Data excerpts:
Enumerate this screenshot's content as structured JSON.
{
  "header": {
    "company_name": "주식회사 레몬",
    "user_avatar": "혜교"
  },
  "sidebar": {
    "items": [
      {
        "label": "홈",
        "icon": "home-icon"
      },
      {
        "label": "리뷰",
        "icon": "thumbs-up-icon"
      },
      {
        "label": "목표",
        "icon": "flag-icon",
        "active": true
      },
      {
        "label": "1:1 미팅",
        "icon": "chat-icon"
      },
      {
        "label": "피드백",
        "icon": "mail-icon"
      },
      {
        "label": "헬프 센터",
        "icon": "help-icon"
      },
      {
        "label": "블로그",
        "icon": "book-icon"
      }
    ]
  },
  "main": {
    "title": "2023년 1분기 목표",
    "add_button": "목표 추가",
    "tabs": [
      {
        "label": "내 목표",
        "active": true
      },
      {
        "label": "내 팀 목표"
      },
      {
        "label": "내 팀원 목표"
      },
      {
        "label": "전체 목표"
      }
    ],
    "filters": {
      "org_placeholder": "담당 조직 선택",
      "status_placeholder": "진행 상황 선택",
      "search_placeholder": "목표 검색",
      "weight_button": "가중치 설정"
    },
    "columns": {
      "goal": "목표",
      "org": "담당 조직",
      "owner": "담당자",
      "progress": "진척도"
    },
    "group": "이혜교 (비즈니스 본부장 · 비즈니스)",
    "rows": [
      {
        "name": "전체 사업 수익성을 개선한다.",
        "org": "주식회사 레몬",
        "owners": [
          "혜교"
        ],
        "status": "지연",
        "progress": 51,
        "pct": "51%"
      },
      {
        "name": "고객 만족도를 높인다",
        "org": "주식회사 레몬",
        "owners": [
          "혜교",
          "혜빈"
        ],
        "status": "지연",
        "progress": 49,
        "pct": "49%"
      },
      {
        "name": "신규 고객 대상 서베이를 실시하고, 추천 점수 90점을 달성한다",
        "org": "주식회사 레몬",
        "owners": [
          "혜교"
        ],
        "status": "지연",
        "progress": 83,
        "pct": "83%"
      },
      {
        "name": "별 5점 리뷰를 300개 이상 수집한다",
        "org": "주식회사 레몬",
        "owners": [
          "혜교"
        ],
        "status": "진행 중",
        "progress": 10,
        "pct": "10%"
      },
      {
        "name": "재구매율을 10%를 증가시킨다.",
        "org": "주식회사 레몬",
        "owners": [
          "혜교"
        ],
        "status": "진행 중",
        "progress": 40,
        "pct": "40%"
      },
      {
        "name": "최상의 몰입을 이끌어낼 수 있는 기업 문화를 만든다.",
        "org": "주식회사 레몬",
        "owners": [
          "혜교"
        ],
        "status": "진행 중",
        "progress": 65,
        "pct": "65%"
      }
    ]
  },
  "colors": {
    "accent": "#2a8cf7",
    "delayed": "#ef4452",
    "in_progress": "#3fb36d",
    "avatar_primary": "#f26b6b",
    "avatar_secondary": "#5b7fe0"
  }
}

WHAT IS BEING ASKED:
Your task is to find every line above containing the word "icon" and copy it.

EXERCISE OUTPUT:
        "icon": "home-icon"
        "icon": "thumbs-up-icon"
        "icon": "flag-icon",
        "icon": "chat-icon"
        "icon": "mail-icon"
        "icon": "help-icon"
        "icon": "book-icon"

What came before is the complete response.